“I’m walking on thin ice to find who I really am,” sings Lucy Rose, on Work It Out’s fourth track, Nebraska.
Having listened to Work It Out several times now, I’m not entirely sure who she is, either. This much we do know: she’s the owner of a voice strong enough to have persuaded both Manic Street Preachers and Bombay Bicycle Club to include her as a guest vocalist on some of their most successful records, adding some honey-sweetness to great effect.
Recently, too, she covered Taylor Swift’s Bad Blood quite brilliantly for Radio 1, turning the original into something very different and arguably superior.
As a solo artist, though, having a decent voice isn’t quite enough and Work It Out finds the 26-year-old trying on various different musical clothes and never quite settling on one particular outfit.
For You finds her raiding Florence Welch’s wardrobe, Köln is an admirable wander into Haim territory and Shelter is a decent stab at the kind of electronic pop/rock Coldplay nailed on Paradise.
There are forays into bleak electronica too and the folk of debut album Like I Used To, but the best track here, and most obvious single, is Till the End’s winning mix of euphoric dance-pop and introspective lyrics.

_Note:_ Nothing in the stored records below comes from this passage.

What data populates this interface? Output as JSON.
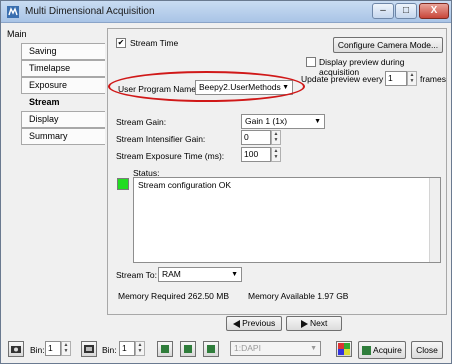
{
  "window": {
    "title": "Multi Dimensional Acquisition",
    "minimize_glyph": "–",
    "maximize_glyph": "□",
    "close_glyph": "X"
  },
  "nav": {
    "main_label": "Main",
    "items": [
      {
        "label": "Saving"
      },
      {
        "label": "Timelapse"
      },
      {
        "label": "Exposure"
      },
      {
        "label": "Stream",
        "active": true
      },
      {
        "label": "Display"
      },
      {
        "label": "Summary"
      }
    ]
  },
  "stream": {
    "stream_time_label": "Stream Time",
    "stream_time_checked": true,
    "configure_camera_label": "Configure Camera Mode...",
    "display_preview_label": "Display preview during acquisition",
    "display_preview_checked": false,
    "update_preview_label": "Update preview every",
    "update_preview_value": "1",
    "frames_label": "frames",
    "user_program_label": "User Program Name:",
    "user_program_value": "Beepy2.UserMethods",
    "stream_gain_label": "Stream Gain:",
    "stream_gain_value": "Gain 1 (1x)",
    "intensifier_gain_label": "Stream Intensifier Gain:",
    "intensifier_gain_value": "0",
    "exposure_time_label": "Stream Exposure Time (ms):",
    "exposure_time_value": "100",
    "status_label": "Status:",
    "status_text": "Stream configuration OK",
    "status_color": "#22dd22",
    "stream_to_label": "Stream To:",
    "stream_to_value": "RAM",
    "memory_required": "Memory Required 262.50 MB",
    "memory_available": "Memory Available 1.97 GB",
    "previous_label": "Previous",
    "next_label": "Next"
  },
  "bottom": {
    "bin1_label": "Bin:",
    "bin1_value": "1",
    "bin2_label": "Bin:",
    "bin2_value": "1",
    "channel_value": "1:DAPI",
    "acquire_label": "Acquire",
    "close_label": "Close"
  },
  "colors": {
    "highlight": "#d01818",
    "accent_green": "#2f7d3b"
  }
}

Work it Out is by no means a poor album, but it’s by no stretch of the imagination a great one either. If it’s mainstream acceptance she’s after, then a smidgeon more passion, fewer doomy beats and a little more individuality are required.
Like this? Try these: Florence + The Machine, Lungs; Coldplay, Mylo Xyloto
By Andrew Greenhalgh